### Goal of the exercise
Look for "network" in every line of the listing. Copy the lines that have it.

### Given entries
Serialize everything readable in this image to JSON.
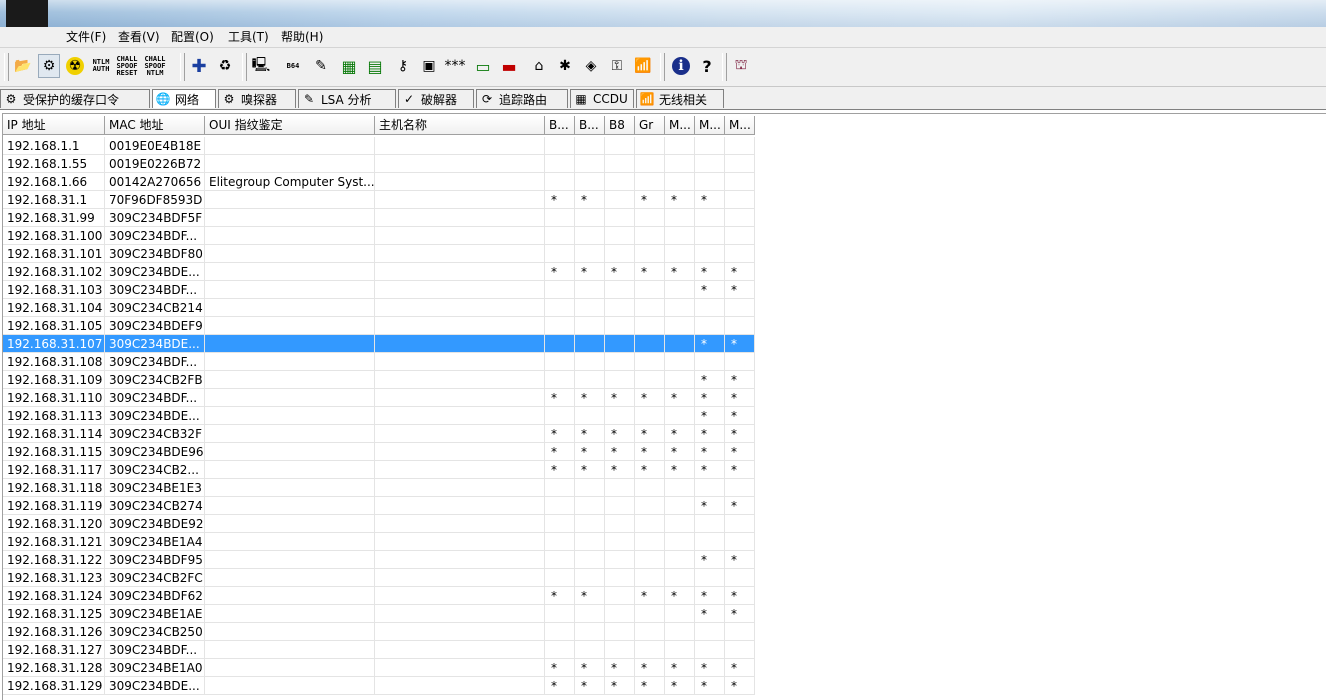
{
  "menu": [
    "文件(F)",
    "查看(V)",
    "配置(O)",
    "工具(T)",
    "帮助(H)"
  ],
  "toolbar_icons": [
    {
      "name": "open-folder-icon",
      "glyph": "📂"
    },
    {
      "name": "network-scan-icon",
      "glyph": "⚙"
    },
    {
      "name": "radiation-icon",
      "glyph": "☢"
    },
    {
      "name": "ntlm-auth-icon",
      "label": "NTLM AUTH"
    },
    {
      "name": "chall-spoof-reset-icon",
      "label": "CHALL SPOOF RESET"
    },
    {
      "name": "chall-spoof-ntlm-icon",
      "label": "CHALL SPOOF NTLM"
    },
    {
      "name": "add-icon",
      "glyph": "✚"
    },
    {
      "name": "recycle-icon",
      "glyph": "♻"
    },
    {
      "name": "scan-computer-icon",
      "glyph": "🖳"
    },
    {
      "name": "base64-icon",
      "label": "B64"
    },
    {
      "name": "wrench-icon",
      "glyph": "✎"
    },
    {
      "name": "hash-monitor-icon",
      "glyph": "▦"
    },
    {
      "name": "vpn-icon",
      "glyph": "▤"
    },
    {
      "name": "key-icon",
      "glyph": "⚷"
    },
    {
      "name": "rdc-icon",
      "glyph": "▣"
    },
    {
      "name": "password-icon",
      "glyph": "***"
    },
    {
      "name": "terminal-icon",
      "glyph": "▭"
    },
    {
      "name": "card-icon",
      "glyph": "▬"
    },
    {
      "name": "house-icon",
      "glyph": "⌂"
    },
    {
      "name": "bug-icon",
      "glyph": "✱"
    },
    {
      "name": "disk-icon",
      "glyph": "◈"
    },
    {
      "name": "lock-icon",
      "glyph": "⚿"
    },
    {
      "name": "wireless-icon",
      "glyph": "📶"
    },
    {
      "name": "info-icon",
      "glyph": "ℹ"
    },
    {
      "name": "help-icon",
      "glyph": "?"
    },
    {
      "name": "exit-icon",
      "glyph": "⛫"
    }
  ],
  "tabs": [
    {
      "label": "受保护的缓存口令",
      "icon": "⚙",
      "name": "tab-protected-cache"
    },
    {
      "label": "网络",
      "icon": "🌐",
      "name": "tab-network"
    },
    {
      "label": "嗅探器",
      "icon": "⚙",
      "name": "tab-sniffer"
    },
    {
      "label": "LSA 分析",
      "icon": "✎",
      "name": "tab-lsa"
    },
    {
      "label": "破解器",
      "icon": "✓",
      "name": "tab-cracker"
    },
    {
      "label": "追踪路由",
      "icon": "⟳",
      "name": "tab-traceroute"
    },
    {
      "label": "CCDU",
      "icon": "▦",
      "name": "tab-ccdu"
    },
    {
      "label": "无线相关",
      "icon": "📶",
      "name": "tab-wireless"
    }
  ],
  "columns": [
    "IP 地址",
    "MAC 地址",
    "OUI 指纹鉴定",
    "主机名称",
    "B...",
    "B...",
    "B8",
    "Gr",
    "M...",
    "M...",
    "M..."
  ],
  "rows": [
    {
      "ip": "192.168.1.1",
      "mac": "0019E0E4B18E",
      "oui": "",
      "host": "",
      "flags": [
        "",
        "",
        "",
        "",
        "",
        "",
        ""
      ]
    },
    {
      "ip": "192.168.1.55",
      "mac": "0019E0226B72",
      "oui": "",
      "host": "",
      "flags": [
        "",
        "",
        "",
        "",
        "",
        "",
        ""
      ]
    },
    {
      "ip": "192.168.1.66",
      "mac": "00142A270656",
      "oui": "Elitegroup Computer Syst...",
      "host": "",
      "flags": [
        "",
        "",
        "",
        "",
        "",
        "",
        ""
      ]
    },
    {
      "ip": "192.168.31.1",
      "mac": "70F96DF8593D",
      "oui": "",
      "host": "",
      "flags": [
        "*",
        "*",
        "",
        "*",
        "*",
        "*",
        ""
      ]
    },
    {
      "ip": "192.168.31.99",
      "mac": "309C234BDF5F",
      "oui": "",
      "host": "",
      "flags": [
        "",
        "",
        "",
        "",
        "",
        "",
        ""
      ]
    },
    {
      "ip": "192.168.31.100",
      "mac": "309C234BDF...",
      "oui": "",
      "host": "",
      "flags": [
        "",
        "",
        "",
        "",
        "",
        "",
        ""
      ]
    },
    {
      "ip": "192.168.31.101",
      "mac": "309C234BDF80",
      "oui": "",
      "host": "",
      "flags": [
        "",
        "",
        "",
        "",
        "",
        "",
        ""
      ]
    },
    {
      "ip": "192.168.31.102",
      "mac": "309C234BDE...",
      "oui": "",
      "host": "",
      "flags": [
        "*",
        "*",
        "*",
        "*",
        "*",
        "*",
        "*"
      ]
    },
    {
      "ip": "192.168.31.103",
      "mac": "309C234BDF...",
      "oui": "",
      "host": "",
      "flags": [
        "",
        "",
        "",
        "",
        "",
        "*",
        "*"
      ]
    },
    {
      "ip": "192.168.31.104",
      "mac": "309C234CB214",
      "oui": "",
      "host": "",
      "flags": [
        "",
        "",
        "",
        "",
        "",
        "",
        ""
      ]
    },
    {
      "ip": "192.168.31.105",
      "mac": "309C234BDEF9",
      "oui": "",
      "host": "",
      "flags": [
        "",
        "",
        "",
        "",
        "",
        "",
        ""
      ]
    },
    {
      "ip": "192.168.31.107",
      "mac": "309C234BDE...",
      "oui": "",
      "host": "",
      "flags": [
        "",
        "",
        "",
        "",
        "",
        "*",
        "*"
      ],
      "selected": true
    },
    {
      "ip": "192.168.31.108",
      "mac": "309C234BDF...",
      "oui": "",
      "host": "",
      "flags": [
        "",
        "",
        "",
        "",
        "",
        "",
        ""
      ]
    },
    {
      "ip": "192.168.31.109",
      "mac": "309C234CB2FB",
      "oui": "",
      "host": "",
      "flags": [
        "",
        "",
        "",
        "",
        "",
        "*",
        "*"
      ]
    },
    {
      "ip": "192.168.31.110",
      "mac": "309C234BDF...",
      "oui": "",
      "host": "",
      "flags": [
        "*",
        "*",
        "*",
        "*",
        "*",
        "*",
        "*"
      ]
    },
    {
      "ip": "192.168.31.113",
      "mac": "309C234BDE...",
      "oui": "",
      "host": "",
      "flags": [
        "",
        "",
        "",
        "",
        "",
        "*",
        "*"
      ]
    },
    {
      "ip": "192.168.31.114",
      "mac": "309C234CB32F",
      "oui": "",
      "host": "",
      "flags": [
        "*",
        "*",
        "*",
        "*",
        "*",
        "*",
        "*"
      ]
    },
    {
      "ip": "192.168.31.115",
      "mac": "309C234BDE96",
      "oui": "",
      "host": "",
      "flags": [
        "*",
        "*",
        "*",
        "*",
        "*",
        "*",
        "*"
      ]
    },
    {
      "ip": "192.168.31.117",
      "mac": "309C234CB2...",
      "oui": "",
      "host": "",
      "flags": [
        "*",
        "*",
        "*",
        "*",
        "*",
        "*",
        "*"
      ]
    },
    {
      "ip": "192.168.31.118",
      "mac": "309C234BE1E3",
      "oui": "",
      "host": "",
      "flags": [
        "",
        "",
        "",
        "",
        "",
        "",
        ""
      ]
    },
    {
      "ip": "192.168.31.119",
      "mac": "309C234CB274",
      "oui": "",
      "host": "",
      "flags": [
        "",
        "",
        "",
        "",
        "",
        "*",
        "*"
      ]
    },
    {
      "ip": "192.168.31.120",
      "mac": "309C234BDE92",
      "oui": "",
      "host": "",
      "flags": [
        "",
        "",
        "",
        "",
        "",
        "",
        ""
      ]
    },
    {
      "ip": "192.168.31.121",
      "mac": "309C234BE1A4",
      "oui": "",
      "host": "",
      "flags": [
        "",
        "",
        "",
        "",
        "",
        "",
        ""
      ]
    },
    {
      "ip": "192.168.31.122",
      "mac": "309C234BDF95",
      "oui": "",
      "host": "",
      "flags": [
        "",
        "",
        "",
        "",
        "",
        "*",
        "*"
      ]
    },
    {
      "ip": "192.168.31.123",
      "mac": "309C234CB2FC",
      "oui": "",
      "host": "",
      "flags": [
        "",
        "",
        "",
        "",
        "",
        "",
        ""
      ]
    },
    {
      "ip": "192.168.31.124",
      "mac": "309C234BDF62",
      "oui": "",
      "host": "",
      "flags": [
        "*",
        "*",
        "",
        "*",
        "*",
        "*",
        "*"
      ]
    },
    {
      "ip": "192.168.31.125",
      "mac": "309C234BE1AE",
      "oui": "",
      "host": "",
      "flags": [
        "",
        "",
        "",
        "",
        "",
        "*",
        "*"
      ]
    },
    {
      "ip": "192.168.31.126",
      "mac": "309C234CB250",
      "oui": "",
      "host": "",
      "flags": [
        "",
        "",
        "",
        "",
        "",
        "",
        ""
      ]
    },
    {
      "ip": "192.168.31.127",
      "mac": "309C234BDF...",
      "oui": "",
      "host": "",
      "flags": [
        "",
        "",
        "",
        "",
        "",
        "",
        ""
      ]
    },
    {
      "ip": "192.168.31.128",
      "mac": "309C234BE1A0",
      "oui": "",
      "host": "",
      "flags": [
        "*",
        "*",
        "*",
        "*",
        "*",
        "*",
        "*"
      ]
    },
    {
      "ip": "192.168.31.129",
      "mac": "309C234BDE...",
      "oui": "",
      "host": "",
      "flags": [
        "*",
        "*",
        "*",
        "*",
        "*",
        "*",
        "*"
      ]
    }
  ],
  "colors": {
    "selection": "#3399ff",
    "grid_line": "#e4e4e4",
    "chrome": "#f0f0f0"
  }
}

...

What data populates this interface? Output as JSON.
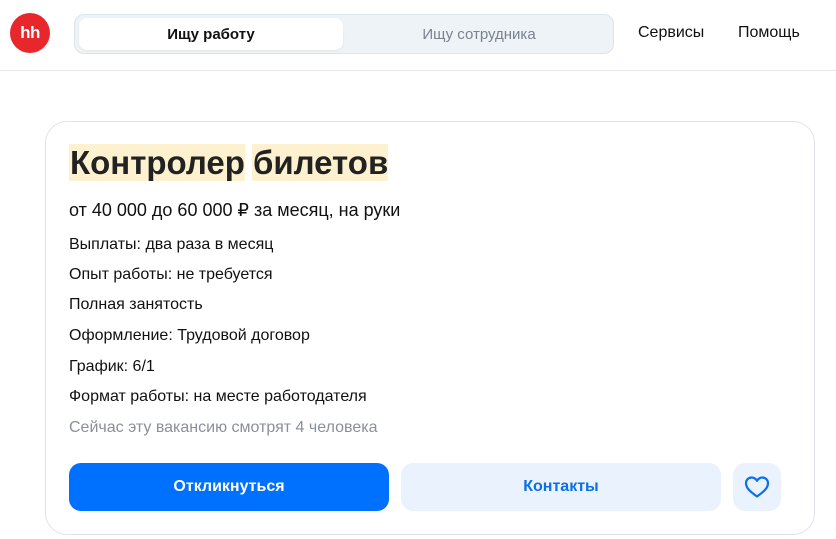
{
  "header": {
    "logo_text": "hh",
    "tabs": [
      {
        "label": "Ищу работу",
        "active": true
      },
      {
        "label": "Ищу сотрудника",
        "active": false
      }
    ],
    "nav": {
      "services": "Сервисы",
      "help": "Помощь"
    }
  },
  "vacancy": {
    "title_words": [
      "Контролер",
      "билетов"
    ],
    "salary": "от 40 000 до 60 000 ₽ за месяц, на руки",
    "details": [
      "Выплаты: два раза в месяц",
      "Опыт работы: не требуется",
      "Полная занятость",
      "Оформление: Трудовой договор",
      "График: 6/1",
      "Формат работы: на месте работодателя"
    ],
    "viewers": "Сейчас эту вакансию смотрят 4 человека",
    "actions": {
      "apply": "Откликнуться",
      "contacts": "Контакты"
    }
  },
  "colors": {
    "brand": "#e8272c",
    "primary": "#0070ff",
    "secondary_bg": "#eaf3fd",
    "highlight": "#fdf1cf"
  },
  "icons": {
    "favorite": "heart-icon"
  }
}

### Solved problem
      "name": "network-scan-icon",
      "name": "tab-network"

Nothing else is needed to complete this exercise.